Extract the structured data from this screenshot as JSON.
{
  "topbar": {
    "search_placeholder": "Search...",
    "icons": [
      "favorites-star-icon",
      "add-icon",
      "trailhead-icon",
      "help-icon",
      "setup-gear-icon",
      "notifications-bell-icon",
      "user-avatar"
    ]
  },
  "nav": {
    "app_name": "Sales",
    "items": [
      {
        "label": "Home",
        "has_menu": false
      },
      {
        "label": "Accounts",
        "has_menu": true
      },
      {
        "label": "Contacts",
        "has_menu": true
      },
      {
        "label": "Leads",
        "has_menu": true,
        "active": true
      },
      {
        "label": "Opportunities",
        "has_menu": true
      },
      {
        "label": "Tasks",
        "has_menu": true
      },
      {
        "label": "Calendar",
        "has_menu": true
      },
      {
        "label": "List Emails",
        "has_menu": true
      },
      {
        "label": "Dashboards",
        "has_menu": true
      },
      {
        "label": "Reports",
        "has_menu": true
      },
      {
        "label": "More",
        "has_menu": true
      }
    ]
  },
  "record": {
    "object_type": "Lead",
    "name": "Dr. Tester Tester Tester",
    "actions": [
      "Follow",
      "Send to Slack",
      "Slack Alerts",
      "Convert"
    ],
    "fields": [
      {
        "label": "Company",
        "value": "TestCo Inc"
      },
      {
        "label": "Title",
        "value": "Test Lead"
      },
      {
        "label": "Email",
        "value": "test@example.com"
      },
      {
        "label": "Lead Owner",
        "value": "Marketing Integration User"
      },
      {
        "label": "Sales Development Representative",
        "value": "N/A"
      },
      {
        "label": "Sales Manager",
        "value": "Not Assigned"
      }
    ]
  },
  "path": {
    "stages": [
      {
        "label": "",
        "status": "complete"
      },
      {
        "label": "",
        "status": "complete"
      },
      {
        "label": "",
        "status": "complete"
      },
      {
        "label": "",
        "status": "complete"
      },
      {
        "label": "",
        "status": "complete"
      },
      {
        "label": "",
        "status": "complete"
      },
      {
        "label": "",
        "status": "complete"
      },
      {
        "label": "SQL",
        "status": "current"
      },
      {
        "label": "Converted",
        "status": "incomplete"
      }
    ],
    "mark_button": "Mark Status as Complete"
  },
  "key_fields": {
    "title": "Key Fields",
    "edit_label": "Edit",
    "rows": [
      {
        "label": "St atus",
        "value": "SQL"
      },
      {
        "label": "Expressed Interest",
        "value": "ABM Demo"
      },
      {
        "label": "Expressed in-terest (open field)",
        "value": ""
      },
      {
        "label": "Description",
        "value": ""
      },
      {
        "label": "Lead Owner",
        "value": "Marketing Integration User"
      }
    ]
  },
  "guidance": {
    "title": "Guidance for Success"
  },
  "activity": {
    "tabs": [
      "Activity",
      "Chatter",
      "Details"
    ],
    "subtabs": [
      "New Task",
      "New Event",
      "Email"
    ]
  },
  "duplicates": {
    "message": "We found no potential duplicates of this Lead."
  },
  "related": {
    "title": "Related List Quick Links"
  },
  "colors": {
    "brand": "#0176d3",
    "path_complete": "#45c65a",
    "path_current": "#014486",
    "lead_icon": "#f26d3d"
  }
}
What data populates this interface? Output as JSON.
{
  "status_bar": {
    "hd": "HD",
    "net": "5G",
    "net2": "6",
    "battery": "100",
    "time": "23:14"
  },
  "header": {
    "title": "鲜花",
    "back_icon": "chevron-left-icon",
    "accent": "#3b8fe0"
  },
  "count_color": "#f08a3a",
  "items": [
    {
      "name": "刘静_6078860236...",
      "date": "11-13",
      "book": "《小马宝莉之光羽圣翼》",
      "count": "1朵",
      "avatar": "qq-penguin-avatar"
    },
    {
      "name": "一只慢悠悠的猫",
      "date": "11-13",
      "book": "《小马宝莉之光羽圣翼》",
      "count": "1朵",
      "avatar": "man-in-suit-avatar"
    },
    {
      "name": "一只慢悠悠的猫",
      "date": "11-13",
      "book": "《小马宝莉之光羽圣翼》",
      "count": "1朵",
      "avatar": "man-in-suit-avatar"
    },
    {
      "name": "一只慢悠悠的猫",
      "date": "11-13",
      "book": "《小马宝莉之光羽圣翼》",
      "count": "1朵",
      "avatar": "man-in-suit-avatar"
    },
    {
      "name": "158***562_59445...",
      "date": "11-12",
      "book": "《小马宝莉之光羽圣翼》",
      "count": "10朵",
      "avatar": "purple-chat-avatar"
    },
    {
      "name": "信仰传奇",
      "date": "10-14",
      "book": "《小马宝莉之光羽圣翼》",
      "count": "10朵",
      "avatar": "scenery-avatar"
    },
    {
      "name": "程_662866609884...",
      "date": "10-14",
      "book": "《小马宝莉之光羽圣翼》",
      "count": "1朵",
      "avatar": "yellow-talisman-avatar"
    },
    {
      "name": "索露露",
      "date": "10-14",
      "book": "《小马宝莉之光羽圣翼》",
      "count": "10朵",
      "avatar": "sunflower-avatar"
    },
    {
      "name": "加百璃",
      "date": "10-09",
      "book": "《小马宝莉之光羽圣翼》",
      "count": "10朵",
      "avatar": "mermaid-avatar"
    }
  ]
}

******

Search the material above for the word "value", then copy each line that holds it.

● EXERCISE SOLUTION
        "value": "TestCo Inc"
        "value": "Test Lead"
        "value": "test@example.com"
        "value": "Marketing Integration User"
        "value": "N/A"
        "value": "Not Assigned"
        "value": "SQL"
        "value": "ABM Demo"
        "value": ""
        "value": ""
        "value": "Marketing Integration User"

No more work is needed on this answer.